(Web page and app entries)
::::::::

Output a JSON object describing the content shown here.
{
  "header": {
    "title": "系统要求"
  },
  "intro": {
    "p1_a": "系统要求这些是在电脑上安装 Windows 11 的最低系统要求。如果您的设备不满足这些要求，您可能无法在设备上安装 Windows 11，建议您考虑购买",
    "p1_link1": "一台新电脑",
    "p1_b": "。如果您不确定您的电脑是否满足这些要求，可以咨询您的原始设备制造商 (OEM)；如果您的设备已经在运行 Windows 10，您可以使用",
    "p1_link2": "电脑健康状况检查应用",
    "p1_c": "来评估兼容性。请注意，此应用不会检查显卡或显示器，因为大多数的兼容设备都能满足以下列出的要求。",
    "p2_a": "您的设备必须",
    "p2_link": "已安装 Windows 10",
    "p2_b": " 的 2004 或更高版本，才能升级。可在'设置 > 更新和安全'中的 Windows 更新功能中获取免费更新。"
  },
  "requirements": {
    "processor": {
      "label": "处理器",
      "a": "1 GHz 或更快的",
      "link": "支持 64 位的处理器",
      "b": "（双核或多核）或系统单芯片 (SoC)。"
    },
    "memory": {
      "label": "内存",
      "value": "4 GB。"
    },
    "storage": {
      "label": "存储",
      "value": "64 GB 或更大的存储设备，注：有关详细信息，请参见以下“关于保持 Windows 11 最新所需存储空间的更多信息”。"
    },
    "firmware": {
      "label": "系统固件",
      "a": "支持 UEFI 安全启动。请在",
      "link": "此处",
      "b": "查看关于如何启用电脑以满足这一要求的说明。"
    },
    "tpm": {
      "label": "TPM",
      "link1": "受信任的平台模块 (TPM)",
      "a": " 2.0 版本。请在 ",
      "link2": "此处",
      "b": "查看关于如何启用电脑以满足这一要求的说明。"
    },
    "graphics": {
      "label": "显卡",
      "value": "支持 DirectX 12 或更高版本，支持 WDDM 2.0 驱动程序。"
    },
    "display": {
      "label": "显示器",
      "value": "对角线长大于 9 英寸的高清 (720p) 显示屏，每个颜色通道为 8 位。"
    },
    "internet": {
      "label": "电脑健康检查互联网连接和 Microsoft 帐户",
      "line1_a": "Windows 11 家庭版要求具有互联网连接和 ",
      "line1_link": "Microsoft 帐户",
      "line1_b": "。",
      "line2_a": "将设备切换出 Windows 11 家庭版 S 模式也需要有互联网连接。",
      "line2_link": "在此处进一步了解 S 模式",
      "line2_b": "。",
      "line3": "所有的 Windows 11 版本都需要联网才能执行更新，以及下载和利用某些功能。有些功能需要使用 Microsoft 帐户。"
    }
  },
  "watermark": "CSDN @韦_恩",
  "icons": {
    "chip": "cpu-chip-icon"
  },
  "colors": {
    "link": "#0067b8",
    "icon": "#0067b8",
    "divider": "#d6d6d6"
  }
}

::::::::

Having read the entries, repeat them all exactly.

* [Response to the exercise]:
Output a JSON object describing the content shown here.
{
  "header": {
    "title": "系统要求"
  },
  "intro": {
    "p1_a": "系统要求这些是在电脑上安装 Windows 11 的最低系统要求。如果您的设备不满足这些要求，您可能无法在设备上安装 Windows 11，建议您考虑购买",
    "p1_link1": "一台新电脑",
    "p1_b": "。如果您不确定您的电脑是否满足这些要求，可以咨询您的原始设备制造商 (OEM)；如果您的设备已经在运行 Windows 10，您可以使用",
    "p1_link2": "电脑健康状况检查应用",
    "p1_c": "来评估兼容性。请注意，此应用不会检查显卡或显示器，因为大多数的兼容设备都能满足以下列出的要求。",
    "p2_a": "您的设备必须",
    "p2_link": "已安装 Windows 10",
    "p2_b": " 的 2004 或更高版本，才能升级。可在'设置 > 更新和安全'中的 Windows 更新功能中获取免费更新。"
  },
  "requirements": {
    "processor": {
      "label": "处理器",
      "a": "1 GHz 或更快的",
      "link": "支持 64 位的处理器",
      "b": "（双核或多核）或系统单芯片 (SoC)。"
    },
    "memory": {
      "label": "内存",
      "value": "4 GB。"
    },
    "storage": {
      "label": "存储",
      "value": "64 GB 或更大的存储设备，注：有关详细信息，请参见以下“关于保持 Windows 11 最新所需存储空间的更多信息”。"
    },
    "firmware": {
      "label": "系统固件",
      "a": "支持 UEFI 安全启动。请在",
      "link": "此处",
      "b": "查看关于如何启用电脑以满足这一要求的说明。"
    },
    "tpm": {
      "label": "TPM",
      "link1": "受信任的平台模块 (TPM)",
      "a": " 2.0 版本。请在 ",
      "link2": "此处",
      "b": "查看关于如何启用电脑以满足这一要求的说明。"
    },
    "graphics": {
      "label": "显卡",
      "value": "支持 DirectX 12 或更高版本，支持 WDDM 2.0 驱动程序。"
    },
    "display": {
      "label": "显示器",
      "value": "对角线长大于 9 英寸的高清 (720p) 显示屏，每个颜色通道为 8 位。"
    },
    "internet": {
      "label": "电脑健康检查互联网连接和 Microsoft 帐户",
      "line1_a": "Windows 11 家庭版要求具有互联网连接和 ",
      "line1_link": "Microsoft 帐户",
      "line1_b": "。",
      "line2_a": "将设备切换出 Windows 11 家庭版 S 模式也需要有互联网连接。",
      "line2_link": "在此处进一步了解 S 模式",
      "line2_b": "。",
      "line3": "所有的 Windows 11 版本都需要联网才能执行更新，以及下载和利用某些功能。有些功能需要使用 Microsoft 帐户。"
    }
  },
  "watermark": "CSDN @韦_恩",
  "icons": {
    "chip": "cpu-chip-icon"
  },
  "colors": {
    "link": "#0067b8",
    "icon": "#0067b8",
    "divider": "#d6d6d6"
  }
}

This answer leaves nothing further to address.